• **Exercise description**
A word-for-word copy of the listing that follows is required.

** Opening Recorded data block **

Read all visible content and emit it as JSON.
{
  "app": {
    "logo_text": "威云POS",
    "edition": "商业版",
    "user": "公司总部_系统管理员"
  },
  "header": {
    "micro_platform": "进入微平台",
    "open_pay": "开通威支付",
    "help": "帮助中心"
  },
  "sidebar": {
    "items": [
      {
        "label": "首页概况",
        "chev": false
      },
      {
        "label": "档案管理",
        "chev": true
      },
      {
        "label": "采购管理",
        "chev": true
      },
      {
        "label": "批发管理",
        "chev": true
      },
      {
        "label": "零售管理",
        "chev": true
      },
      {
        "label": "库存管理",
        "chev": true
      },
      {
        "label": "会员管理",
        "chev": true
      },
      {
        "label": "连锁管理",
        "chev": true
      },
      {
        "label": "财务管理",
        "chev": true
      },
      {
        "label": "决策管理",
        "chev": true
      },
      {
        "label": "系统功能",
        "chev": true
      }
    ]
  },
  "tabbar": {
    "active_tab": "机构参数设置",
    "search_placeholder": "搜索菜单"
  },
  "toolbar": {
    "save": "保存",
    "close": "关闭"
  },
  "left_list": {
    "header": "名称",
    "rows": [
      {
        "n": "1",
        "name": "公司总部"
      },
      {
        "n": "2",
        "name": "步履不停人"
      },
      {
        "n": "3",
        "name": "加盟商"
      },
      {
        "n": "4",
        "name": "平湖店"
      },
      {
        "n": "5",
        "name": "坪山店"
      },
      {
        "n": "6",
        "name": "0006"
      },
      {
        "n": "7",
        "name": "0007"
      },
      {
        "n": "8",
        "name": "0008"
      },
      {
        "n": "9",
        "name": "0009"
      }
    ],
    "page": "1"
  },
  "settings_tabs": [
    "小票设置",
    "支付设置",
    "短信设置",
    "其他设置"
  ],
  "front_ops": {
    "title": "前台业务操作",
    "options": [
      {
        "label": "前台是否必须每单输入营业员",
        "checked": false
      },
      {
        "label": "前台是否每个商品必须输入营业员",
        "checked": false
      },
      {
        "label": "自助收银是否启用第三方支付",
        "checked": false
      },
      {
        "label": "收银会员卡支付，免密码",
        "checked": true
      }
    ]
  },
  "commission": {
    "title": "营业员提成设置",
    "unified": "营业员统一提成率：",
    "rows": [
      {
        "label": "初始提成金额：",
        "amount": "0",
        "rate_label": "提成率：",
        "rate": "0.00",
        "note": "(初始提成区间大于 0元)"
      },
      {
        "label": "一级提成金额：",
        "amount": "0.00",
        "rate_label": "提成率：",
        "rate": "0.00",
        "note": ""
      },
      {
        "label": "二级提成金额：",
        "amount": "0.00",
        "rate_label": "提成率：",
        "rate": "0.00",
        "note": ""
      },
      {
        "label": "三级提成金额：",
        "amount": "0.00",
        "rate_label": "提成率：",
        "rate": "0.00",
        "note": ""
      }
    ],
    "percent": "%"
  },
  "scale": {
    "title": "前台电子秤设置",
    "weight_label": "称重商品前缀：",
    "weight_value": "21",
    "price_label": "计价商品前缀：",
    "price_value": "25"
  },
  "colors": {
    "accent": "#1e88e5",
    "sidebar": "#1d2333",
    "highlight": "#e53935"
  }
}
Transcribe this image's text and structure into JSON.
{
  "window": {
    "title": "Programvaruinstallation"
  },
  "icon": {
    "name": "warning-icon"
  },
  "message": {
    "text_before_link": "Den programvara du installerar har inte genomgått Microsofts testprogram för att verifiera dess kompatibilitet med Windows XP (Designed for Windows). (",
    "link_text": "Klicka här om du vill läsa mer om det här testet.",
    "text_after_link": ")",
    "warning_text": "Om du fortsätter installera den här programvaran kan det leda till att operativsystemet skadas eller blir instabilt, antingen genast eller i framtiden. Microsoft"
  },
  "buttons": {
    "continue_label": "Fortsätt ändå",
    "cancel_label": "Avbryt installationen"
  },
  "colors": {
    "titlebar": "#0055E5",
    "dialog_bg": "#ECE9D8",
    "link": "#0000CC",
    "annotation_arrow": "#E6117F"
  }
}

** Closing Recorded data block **

• **Solution below**
Read all visible content and emit it as JSON.
{
  "app": {
    "logo_text": "威云POS",
    "edition": "商业版",
    "user": "公司总部_系统管理员"
  },
  "header": {
    "micro_platform": "进入微平台",
    "open_pay": "开通威支付",
    "help": "帮助中心"
  },
  "sidebar": {
    "items": [
      {
        "label": "首页概况",
        "chev": false
      },
      {
        "label": "档案管理",
        "chev": true
      },
      {
        "label": "采购管理",
        "chev": true
      },
      {
        "label": "批发管理",
        "chev": true
      },
      {
        "label": "零售管理",
        "chev": true
      },
      {
        "label": "库存管理",
        "chev": true
      },
      {
        "label": "会员管理",
        "chev": true
      },
      {
        "label": "连锁管理",
        "chev": true
      },
      {
        "label": "财务管理",
        "chev": true
      },
      {
        "label": "决策管理",
        "chev": true
      },
      {
        "label": "系统功能",
        "chev": true
      }
    ]
  },
  "tabbar": {
    "active_tab": "机构参数设置",
    "search_placeholder": "搜索菜单"
  },
  "toolbar": {
    "save": "保存",
    "close": "关闭"
  },
  "left_list": {
    "header": "名称",
    "rows": [
      {
        "n": "1",
        "name": "公司总部"
      },
      {
        "n": "2",
        "name": "步履不停人"
      },
      {
        "n": "3",
        "name": "加盟商"
      },
      {
        "n": "4",
        "name": "平湖店"
      },
      {
        "n": "5",
        "name": "坪山店"
      },
      {
        "n": "6",
        "name": "0006"
      },
      {
        "n": "7",
        "name": "0007"
      },
      {
        "n": "8",
        "name": "0008"
      },
      {
        "n": "9",
        "name": "0009"
      }
    ],
    "page": "1"
  },
  "settings_tabs": [
    "小票设置",
    "支付设置",
    "短信设置",
    "其他设置"
  ],
  "front_ops": {
    "title": "前台业务操作",
    "options": [
      {
        "label": "前台是否必须每单输入营业员",
        "checked": false
      },
      {
        "label": "前台是否每个商品必须输入营业员",
        "checked": false
      },
      {
        "label": "自助收银是否启用第三方支付",
        "checked": false
      },
      {
        "label": "收银会员卡支付，免密码",
        "checked": true
      }
    ]
  },
  "commission": {
    "title": "营业员提成设置",
    "unified": "营业员统一提成率：",
    "rows": [
      {
        "label": "初始提成金额：",
        "amount": "0",
        "rate_label": "提成率：",
        "rate": "0.00",
        "note": "(初始提成区间大于 0元)"
      },
      {
        "label": "一级提成金额：",
        "amount": "0.00",
        "rate_label": "提成率：",
        "rate": "0.00",
        "note": ""
      },
      {
        "label": "二级提成金额：",
        "amount": "0.00",
        "rate_label": "提成率：",
        "rate": "0.00",
        "note": ""
      },
      {
        "label": "三级提成金额：",
        "amount": "0.00",
        "rate_label": "提成率：",
        "rate": "0.00",
        "note": ""
      }
    ],
    "percent": "%"
  },
  "scale": {
    "title": "前台电子秤设置",
    "weight_label": "称重商品前缀：",
    "weight_value": "21",
    "price_label": "计价商品前缀：",
    "price_value": "25"
  },
  "colors": {
    "accent": "#1e88e5",
    "sidebar": "#1d2333",
    "highlight": "#e53935"
  }
}
Transcribe this image's text and structure into JSON.
{
  "window": {
    "title": "Programvaruinstallation"
  },
  "icon": {
    "name": "warning-icon"
  },
  "message": {
    "text_before_link": "Den programvara du installerar har inte genomgått Microsofts testprogram för att verifiera dess kompatibilitet med Windows XP (Designed for Windows). (",
    "link_text": "Klicka här om du vill läsa mer om det här testet.",
    "text_after_link": ")",
    "warning_text": "Om du fortsätter installera den här programvaran kan det leda till att operativsystemet skadas eller blir instabilt, antingen genast eller i framtiden. Microsoft"
  },
  "buttons": {
    "continue_label": "Fortsätt ändå",
    "cancel_label": "Avbryt installationen"
  },
  "colors": {
    "titlebar": "#0055E5",
    "dialog_bg": "#ECE9D8",
    "link": "#0000CC",
    "annotation_arrow": "#E6117F"
  }
}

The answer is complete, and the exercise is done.